She explained that Virginia is under a court order to meet specific water quality goals by 2025. Farmers have been voluntarily using costly conservation practices for years, and the state’s cost-share program helps fund them. Additionally, farmers receive technical assistance from their local soil and water conservation districts, which also took a significant hit. Only $1.2 million was earmarked for 47 districts to provide technical assistance to farmers. “This falls short by $6 million of what was provided for this same help in fiscal year 2017,” Moore said.
The only bright side is that the governor retained level funding for operational support for the SWCDs.
Other budget cut areas of concern to farmers are related to wildlife damage control and reforestation.
The governor’s budget eliminated the state’s matching portion of a program that provides assistance to farmers whose livestock have been killed by coyotes or black vultures. Virginia farmers incur an estimated $2 million annually just from coyote losses, Moore said. Current wildlife services “only help a fraction of the farmers who need assistance in dealing with these wildlife predators. Farm Bureau will be asking the General Assembly to restore all of this funding to save this vital program for farmers.”
Additionally, more than $300,000 was eliminated from the Department of Forestry. That cut is from an incentive program that helps landowners with the cost of replanting harvested tracts with pine. “Raising pine timber is a 20-year investment and without incentive programs, landowners could choose to plant houses instead of trees,” Moore said.

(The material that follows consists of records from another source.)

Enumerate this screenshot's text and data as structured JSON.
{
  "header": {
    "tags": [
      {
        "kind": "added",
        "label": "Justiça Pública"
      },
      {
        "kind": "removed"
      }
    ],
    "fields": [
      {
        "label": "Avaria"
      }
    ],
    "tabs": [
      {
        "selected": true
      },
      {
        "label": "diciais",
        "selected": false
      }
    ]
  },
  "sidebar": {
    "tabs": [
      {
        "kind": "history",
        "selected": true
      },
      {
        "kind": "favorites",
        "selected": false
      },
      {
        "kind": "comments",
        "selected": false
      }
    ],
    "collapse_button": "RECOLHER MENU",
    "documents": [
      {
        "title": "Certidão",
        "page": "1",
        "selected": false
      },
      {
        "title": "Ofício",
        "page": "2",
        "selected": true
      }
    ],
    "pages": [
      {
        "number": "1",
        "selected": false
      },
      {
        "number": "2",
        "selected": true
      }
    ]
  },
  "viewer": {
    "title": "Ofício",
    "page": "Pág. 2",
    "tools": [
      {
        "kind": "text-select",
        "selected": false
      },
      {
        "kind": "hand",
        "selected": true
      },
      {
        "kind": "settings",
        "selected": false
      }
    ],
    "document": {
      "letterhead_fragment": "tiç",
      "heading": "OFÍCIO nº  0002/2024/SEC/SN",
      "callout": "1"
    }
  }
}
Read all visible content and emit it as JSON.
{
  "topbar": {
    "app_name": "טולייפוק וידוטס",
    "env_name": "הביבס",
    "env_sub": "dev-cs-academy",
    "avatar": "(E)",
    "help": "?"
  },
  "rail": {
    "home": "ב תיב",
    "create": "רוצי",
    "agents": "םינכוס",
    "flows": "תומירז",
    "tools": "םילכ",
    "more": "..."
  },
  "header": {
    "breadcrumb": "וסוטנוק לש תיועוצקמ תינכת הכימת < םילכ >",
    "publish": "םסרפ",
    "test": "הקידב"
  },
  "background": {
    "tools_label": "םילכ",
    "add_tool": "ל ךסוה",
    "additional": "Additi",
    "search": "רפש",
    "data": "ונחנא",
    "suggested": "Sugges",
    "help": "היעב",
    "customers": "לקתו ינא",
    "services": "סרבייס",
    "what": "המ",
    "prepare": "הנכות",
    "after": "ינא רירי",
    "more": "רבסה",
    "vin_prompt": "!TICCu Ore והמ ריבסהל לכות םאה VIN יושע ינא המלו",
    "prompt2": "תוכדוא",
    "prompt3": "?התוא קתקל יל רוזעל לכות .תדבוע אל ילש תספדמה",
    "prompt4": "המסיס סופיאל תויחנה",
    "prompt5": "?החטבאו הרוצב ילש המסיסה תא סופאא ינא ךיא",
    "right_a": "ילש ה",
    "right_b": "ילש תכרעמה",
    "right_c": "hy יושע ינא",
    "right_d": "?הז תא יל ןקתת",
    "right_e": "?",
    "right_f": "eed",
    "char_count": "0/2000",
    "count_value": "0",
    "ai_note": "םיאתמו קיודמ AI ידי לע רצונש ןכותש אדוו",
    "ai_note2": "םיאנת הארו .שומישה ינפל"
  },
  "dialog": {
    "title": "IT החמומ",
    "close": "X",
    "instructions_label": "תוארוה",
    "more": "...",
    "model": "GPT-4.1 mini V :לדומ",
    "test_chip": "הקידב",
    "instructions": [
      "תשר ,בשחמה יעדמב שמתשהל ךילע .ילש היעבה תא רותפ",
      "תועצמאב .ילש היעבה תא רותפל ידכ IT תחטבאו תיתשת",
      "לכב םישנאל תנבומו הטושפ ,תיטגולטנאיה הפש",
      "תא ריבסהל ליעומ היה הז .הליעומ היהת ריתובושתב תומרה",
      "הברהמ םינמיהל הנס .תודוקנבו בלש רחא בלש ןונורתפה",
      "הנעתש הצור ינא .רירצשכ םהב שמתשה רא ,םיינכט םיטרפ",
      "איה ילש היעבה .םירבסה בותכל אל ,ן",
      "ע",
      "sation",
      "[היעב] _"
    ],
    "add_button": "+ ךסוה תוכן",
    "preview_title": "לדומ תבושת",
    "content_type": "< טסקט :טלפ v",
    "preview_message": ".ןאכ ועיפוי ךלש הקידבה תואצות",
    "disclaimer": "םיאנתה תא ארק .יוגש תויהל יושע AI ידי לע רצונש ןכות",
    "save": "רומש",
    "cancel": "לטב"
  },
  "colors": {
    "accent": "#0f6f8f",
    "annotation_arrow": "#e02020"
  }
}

All of the cuts could have a “drastic economic impact on the largest industry in the commonwealth,” she explained. In previous years, the General Assembly was able to allocate some money from the general and reserve funds to help with agricultural programs.